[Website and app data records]
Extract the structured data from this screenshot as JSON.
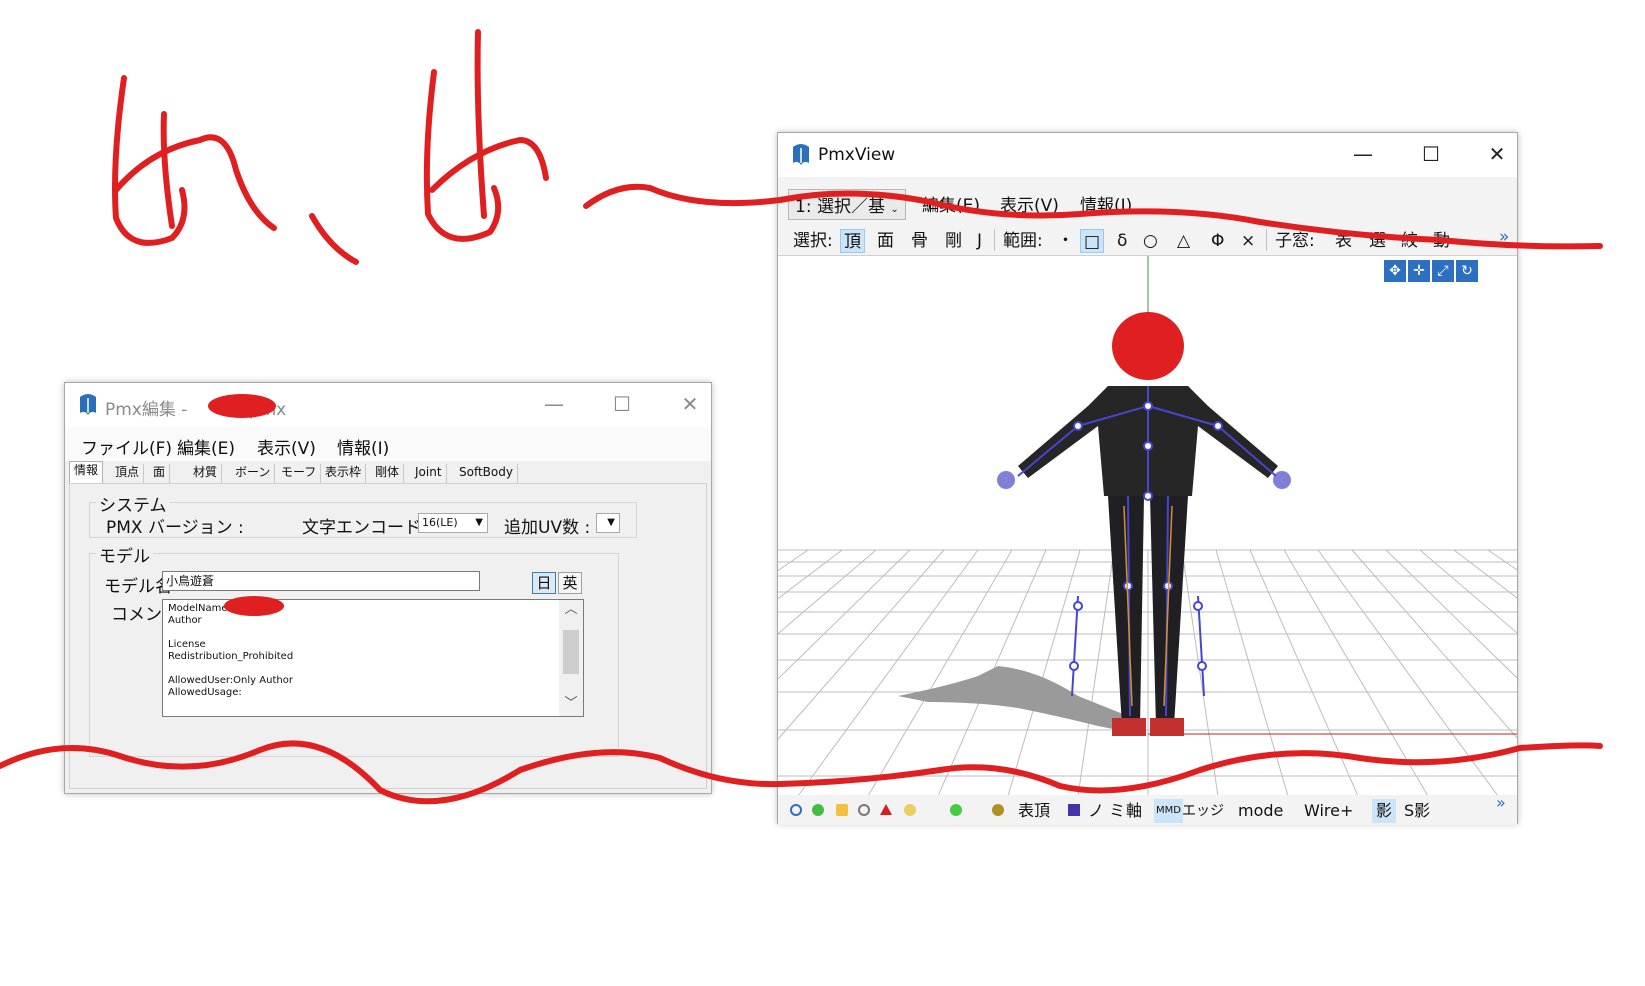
{
  "editor": {
    "title_prefix": "Pmx編集 - ",
    "title_suffix": "pmx",
    "menus": [
      "ファイル(F)",
      "編集(E)",
      "表示(V)",
      "情報(I)"
    ],
    "tabs": [
      "情報",
      "頂点",
      "面",
      "材質",
      "ボーン",
      "モーフ",
      "表示枠",
      "剛体",
      "Joint",
      "SoftBody"
    ],
    "system_group": "システム",
    "pmx_version_label": "PMX バージョン :",
    "encoding_label": "文字エンコード :",
    "encoding_value": "16(LE)",
    "uv_label": "追加UV数 :",
    "model_group": "モデル",
    "model_name_label": "モデル名",
    "model_name_value": "小鳥遊蒼",
    "lang_jp": "日",
    "lang_en": "英",
    "comment_label": "コメント",
    "comment_lines": [
      "ModelName",
      "Author",
      "",
      "License",
      "Redistribution_Prohibited",
      "",
      "AllowedUser:Only Author",
      "AllowedUsage:"
    ]
  },
  "viewer": {
    "title": "PmxView",
    "menus": [
      "1: 選択／基",
      "編集(E)",
      "表示(V)",
      "情報(I)"
    ],
    "toolbar": {
      "select_label": "選択:",
      "select_items": [
        "頂",
        "面",
        "骨",
        "剛",
        "J"
      ],
      "range_label": "範囲:",
      "range_items": [
        "・",
        "□",
        "δ",
        "○",
        "△",
        "Φ",
        "×"
      ],
      "child_label": "子窓:",
      "child_items": [
        "表",
        "選",
        "絞",
        "動"
      ],
      "overflow": "»"
    },
    "statusbar": {
      "items": [
        "表頂",
        "ノ ミ",
        "軸",
        "MMD",
        "エッジ",
        "mode",
        "Wire+",
        "影",
        "S影"
      ],
      "overflow": "»"
    }
  },
  "handwriting": "出、出～",
  "colors": {
    "scribble": "#e02020",
    "select_highlight": "#cce4f7",
    "bone": "#4444cc",
    "grid": "#bbbbbb"
  }
}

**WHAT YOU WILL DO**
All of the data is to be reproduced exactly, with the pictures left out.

**WRITTEN RESPONSE**
Extract the structured data from this screenshot as JSON.
{
  "editor": {
    "title_prefix": "Pmx編集 - ",
    "title_suffix": "pmx",
    "menus": [
      "ファイル(F)",
      "編集(E)",
      "表示(V)",
      "情報(I)"
    ],
    "tabs": [
      "情報",
      "頂点",
      "面",
      "材質",
      "ボーン",
      "モーフ",
      "表示枠",
      "剛体",
      "Joint",
      "SoftBody"
    ],
    "system_group": "システム",
    "pmx_version_label": "PMX バージョン :",
    "encoding_label": "文字エンコード :",
    "encoding_value": "16(LE)",
    "uv_label": "追加UV数 :",
    "model_group": "モデル",
    "model_name_label": "モデル名",
    "model_name_value": "小鳥遊蒼",
    "lang_jp": "日",
    "lang_en": "英",
    "comment_label": "コメント",
    "comment_lines": [
      "ModelName",
      "Author",
      "",
      "License",
      "Redistribution_Prohibited",
      "",
      "AllowedUser:Only Author",
      "AllowedUsage:"
    ]
  },
  "viewer": {
    "title": "PmxView",
    "menus": [
      "1: 選択／基",
      "編集(E)",
      "表示(V)",
      "情報(I)"
    ],
    "toolbar": {
      "select_label": "選択:",
      "select_items": [
        "頂",
        "面",
        "骨",
        "剛",
        "J"
      ],
      "range_label": "範囲:",
      "range_items": [
        "・",
        "□",
        "δ",
        "○",
        "△",
        "Φ",
        "×"
      ],
      "child_label": "子窓:",
      "child_items": [
        "表",
        "選",
        "絞",
        "動"
      ],
      "overflow": "»"
    },
    "statusbar": {
      "items": [
        "表頂",
        "ノ ミ",
        "軸",
        "MMD",
        "エッジ",
        "mode",
        "Wire+",
        "影",
        "S影"
      ],
      "overflow": "»"
    }
  },
  "handwriting": "出、出～",
  "colors": {
    "scribble": "#e02020",
    "select_highlight": "#cce4f7",
    "bone": "#4444cc",
    "grid": "#bbbbbb"
  }
}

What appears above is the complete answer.